Larry David Believes the NFL Should Curb Its Enthusiasm For Kickers
Larry David’s ideas about changes he’d make to NFL gameplay are pretty, pretty good.
Based on his recent guest spot on The Rich Eisen Show, comedy icon Larry David wants the NFL to make a major change in how the game works. He doesn’t even get how kickers and goalposts are still in the game.
Eisen started the discussion about football by asking David what he would do differently if he had Roger Goodell‘s position.
“I really don’t care if people like it or not, I’m losing the goalposts,” said the Curb Your Enthusiasm star. “Why are there goalposts? Why are kickers–they don’t have football skills…they’re not football players but I’m sure they’re wonderful people–why are they kicking the ball through goal posts to decide games?”
You can watch the segment in the video above and even as David is precisely the guy you might know from Curb or even Jason Alexander’s portrayal of George Costanza, the Seinfeld character based on him, he’s also making a pretty, pretty good point.
David isn’t done with kicking footballs, either–he goes on to say later in the segment that he’d also consider getting rid of punters. As far as he’s concerned, the way to score extra points is entirely through 1-2 point conversions.
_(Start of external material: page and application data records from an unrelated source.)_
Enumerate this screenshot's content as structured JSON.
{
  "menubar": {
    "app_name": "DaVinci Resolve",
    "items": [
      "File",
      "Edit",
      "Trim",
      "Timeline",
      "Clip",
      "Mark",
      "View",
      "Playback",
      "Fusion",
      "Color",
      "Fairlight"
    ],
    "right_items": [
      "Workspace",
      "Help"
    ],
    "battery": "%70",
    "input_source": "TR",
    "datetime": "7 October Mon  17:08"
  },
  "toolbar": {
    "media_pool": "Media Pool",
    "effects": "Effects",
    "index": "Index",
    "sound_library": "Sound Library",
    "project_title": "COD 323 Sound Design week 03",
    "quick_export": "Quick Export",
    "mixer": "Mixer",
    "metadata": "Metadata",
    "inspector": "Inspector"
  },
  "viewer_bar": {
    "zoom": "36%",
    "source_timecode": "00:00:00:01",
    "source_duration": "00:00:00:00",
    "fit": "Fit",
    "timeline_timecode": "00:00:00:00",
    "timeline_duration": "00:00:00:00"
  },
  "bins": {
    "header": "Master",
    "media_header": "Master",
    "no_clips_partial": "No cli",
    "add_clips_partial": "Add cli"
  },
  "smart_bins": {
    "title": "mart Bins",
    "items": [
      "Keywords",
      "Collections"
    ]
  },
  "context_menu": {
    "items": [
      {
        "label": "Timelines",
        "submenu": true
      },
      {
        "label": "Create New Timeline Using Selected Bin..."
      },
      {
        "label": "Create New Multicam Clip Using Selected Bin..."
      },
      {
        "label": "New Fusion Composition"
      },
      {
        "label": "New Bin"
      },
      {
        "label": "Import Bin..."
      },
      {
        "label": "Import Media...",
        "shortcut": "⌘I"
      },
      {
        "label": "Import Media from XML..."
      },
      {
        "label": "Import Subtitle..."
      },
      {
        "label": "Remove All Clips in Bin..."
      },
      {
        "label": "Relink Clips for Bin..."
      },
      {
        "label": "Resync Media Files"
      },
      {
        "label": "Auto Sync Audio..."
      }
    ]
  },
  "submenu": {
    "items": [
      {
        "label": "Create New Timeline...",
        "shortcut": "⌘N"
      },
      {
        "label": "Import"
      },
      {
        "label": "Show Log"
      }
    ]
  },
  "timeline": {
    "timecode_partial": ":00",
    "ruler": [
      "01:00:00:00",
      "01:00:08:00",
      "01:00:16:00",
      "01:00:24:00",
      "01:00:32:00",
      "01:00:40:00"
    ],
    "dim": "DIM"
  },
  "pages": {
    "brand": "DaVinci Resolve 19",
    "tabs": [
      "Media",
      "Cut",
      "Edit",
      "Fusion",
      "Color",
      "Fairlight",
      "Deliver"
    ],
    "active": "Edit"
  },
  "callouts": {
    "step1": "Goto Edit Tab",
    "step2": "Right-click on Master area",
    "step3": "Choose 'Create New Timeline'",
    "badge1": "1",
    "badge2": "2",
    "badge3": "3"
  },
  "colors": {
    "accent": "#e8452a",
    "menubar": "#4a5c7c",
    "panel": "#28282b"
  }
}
The fun thing about the video is how many logical points the comedy writer makes. He also hates the coin toss at the beginning of the game and thinks the NFL’s overtime rules are ridiculous, in general.
These ideas aren’t unique to Larry David. In 2019 Sports Illustrated published an article by writer Kalyn Kahler that stated kickers are no longer a relevant part of the game. Here’s more from SI:
I know that kicking is not easy. It’s really, really hard. A Chicago brewery challenged Bears fans to attempt Parkey’s 43-yard field goal—without timing it to the snap or worrying about a defensive line of leaping giants—and not a single fan of the 100 who tried even came close. (Including me.)
The job is so specific and repetitive that it’s hardly even the kicker’s fault that they sometimes get the yips and miss an extra point, or as in otherwise solid Packers kicker Mason Crosby’s case last year: FOUR missed field goals and a missed extra point in one game. Their job is specialized to a fault. They don’t have to learn three different responsibilities on the same play or adapt their game plan each week for a different opponent. All they do is repeat the exact same task: Three steps back, two steps to the left, approach and kick.
Kaler went on to point out how the presence of kickers might not be great for teams as a whole, using the example “an offensive lineman, out there battling defensive linemen chest-to-chest, expending every ounce of your energy to win your matchups.” If the kicker, Kaler writes, “who has yet to break a sweat, goes out and misses an extra point. How can you not just hate that kicker?”
NFL kickers aren’t going anywhere soon, but it would be pretty funny if once the NFL commissioner announced they were being pulled from the game, a band began playing the infamous Curb Your Enthusiasm tuba music.